Work item -
Lift out each line of the data that holds "目标检测应用场景".
-------- Information provided
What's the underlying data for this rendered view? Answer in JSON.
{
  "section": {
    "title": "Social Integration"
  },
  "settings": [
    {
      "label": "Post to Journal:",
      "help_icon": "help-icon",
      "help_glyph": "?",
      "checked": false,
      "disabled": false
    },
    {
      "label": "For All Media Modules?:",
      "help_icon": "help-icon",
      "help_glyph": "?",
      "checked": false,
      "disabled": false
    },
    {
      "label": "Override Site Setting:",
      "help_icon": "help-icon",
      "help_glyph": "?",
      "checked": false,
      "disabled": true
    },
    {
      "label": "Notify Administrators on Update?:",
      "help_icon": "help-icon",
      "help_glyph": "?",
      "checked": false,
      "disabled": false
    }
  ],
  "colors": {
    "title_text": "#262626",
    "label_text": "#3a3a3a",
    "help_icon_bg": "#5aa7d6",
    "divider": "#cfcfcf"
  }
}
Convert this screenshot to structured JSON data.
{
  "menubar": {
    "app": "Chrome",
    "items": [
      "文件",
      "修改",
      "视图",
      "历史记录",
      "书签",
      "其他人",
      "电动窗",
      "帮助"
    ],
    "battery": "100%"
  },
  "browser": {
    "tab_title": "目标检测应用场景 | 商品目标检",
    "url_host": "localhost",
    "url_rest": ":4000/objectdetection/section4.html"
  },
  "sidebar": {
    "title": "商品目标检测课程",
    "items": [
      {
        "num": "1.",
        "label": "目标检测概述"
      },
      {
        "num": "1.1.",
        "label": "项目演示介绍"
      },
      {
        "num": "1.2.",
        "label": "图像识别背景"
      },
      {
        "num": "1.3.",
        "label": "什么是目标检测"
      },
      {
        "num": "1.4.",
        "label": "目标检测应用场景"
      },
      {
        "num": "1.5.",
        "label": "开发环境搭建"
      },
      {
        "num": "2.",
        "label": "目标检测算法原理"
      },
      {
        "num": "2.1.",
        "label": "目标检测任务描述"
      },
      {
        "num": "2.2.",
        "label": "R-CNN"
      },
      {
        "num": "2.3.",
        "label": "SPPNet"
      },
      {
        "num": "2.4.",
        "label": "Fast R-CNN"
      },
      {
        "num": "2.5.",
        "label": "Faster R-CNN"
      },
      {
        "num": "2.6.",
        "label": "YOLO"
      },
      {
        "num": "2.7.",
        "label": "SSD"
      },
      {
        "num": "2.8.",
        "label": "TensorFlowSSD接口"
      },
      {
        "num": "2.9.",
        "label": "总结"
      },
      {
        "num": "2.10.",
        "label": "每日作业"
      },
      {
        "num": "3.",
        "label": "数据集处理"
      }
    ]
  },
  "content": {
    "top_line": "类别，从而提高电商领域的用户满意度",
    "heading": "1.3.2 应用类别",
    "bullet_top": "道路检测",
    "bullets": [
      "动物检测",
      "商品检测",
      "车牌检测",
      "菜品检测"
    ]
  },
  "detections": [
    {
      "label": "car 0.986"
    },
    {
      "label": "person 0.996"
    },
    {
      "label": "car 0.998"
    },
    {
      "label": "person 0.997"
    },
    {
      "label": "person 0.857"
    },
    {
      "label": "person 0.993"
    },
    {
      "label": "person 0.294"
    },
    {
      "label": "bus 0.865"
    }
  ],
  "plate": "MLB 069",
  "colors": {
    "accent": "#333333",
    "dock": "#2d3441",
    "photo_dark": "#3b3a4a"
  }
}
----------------
Task result -
    "tab_title": "目标检测应用场景 | 商品目标检",
        "label": "目标检测应用场景"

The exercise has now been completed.